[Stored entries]

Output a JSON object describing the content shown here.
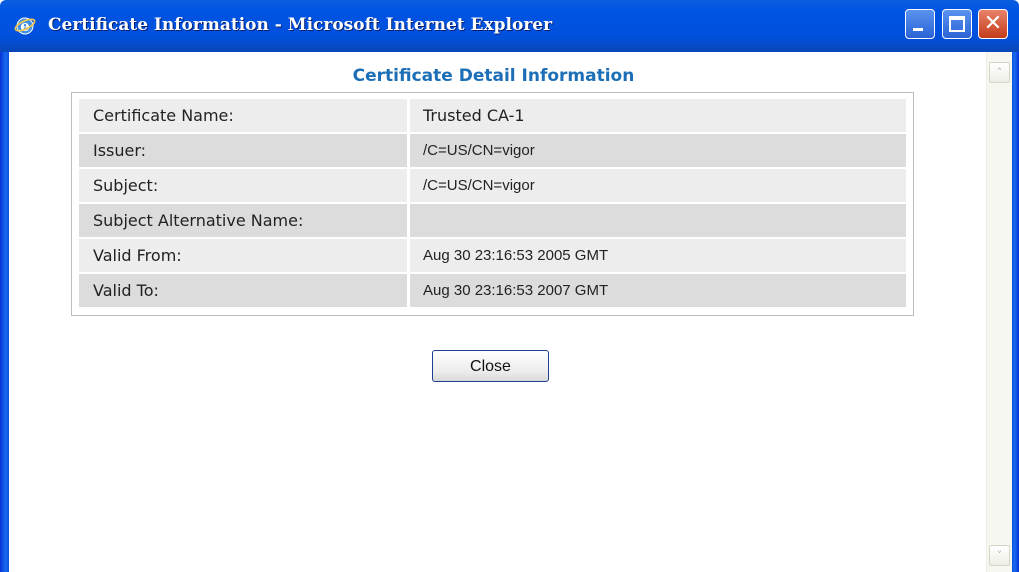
{
  "window": {
    "title": "Certificate Information - Microsoft Internet Explorer",
    "icon": "internet-explorer-icon",
    "controls": {
      "minimize": "minimize-icon",
      "maximize": "maximize-icon",
      "close_glyph": "✕"
    }
  },
  "page": {
    "heading": "Certificate Detail Information",
    "rows": [
      {
        "label": "Certificate Name:",
        "value": "Trusted CA-1"
      },
      {
        "label": "Issuer:",
        "value": "/C=US/CN=vigor"
      },
      {
        "label": "Subject:",
        "value": "/C=US/CN=vigor"
      },
      {
        "label": "Subject Alternative Name:",
        "value": ""
      },
      {
        "label": "Valid From:",
        "value": "Aug 30 23:16:53 2005 GMT"
      },
      {
        "label": "Valid To:",
        "value": "Aug 30 23:16:53 2007 GMT"
      }
    ],
    "close_label": "Close"
  },
  "scrollbar": {
    "up_glyph": "˄",
    "down_glyph": "˅"
  },
  "colors": {
    "titlebar": "#0054e3",
    "heading": "#1c6fb6",
    "row_light": "#ededed",
    "row_dark": "#dcdcdc"
  }
}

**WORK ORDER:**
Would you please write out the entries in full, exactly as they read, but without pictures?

**EXPECTED ANSWER:**
Output a JSON object describing the content shown here.
{
  "window": {
    "title": "Certificate Information - Microsoft Internet Explorer",
    "icon": "internet-explorer-icon",
    "controls": {
      "minimize": "minimize-icon",
      "maximize": "maximize-icon",
      "close_glyph": "✕"
    }
  },
  "page": {
    "heading": "Certificate Detail Information",
    "rows": [
      {
        "label": "Certificate Name:",
        "value": "Trusted CA-1"
      },
      {
        "label": "Issuer:",
        "value": "/C=US/CN=vigor"
      },
      {
        "label": "Subject:",
        "value": "/C=US/CN=vigor"
      },
      {
        "label": "Subject Alternative Name:",
        "value": ""
      },
      {
        "label": "Valid From:",
        "value": "Aug 30 23:16:53 2005 GMT"
      },
      {
        "label": "Valid To:",
        "value": "Aug 30 23:16:53 2007 GMT"
      }
    ],
    "close_label": "Close"
  },
  "scrollbar": {
    "up_glyph": "˄",
    "down_glyph": "˅"
  },
  "colors": {
    "titlebar": "#0054e3",
    "heading": "#1c6fb6",
    "row_light": "#ededed",
    "row_dark": "#dcdcdc"
  }
}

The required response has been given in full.